(Entries from a dataset of interfaces)
******
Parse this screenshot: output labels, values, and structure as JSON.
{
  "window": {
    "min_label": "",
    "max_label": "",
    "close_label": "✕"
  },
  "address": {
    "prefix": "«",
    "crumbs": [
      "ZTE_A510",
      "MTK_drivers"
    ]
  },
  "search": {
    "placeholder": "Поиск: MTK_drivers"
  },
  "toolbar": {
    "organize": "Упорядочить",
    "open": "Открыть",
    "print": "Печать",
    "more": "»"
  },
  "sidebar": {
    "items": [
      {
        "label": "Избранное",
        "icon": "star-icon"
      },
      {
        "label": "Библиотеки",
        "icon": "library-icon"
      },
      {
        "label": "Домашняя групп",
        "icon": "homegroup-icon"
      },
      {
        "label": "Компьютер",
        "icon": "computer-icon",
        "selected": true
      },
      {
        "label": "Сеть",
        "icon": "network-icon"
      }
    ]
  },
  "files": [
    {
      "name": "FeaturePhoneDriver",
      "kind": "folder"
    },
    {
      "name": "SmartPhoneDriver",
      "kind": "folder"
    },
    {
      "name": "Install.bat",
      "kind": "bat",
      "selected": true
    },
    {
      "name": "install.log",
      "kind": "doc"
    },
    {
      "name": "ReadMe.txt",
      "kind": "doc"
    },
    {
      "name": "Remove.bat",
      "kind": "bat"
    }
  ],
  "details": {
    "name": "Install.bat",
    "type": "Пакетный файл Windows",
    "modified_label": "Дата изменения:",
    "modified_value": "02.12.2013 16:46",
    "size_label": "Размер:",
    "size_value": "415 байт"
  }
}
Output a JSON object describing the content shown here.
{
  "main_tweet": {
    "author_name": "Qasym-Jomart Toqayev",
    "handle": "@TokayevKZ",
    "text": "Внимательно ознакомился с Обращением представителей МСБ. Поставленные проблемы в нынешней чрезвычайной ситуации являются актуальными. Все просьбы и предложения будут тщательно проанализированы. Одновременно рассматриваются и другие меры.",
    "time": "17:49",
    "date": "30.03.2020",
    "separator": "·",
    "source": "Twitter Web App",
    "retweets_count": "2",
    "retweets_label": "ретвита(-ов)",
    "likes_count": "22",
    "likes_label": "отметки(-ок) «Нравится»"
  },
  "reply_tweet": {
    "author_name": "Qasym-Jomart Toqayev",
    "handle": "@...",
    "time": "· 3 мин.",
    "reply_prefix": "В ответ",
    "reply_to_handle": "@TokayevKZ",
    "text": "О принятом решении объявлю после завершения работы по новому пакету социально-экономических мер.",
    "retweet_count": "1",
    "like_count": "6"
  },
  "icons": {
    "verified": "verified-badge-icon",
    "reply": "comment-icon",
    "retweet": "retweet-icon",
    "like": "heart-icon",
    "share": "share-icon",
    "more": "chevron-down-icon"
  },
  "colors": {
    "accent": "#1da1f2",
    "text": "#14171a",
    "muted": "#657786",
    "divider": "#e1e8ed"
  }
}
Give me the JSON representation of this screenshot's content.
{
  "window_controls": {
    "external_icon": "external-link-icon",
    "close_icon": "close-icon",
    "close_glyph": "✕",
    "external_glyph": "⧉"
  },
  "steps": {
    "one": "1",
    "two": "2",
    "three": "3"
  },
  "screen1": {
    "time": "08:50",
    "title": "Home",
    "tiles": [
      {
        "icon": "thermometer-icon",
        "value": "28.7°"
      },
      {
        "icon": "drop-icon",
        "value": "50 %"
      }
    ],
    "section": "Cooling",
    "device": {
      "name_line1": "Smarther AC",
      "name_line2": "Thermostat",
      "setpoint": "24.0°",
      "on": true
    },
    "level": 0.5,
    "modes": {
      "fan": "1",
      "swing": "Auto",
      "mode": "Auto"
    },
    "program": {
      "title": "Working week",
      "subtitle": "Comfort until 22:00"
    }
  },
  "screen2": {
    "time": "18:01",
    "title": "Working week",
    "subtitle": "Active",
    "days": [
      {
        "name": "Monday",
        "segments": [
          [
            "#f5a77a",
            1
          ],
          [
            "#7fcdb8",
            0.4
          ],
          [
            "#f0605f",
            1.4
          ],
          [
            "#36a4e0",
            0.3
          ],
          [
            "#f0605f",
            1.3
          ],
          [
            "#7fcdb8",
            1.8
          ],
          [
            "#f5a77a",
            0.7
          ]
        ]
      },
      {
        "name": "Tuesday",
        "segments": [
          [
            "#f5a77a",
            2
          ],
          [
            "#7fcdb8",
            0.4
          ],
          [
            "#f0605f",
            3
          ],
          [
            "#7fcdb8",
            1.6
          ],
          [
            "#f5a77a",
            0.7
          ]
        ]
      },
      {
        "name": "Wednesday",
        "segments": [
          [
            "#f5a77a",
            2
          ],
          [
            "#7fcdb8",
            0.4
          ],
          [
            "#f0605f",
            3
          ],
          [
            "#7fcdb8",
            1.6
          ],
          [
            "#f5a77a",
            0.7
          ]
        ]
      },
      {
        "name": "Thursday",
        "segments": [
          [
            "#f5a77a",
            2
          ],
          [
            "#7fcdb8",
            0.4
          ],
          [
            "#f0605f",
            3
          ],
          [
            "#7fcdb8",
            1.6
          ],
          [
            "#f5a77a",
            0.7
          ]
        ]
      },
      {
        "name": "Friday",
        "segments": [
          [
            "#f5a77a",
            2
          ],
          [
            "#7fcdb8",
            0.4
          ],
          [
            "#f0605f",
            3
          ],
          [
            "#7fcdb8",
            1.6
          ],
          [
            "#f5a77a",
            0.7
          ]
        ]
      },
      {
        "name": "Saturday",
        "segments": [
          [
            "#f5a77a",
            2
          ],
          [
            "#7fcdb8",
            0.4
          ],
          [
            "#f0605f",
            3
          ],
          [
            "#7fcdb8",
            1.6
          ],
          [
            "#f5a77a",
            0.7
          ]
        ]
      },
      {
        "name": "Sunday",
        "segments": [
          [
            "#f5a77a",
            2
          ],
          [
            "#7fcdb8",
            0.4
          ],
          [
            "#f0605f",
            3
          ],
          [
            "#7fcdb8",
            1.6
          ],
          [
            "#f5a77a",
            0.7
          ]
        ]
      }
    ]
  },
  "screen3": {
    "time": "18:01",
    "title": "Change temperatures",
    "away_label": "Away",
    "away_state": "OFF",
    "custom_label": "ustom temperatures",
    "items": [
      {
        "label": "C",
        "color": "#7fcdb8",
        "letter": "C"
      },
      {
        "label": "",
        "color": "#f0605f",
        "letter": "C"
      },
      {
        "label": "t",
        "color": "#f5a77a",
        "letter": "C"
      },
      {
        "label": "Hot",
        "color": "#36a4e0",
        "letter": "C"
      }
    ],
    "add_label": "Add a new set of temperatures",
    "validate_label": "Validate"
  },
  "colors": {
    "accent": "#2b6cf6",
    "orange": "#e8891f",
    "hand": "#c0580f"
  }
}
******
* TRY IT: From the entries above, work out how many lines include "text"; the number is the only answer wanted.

* RESULT OF THIS TASK: 3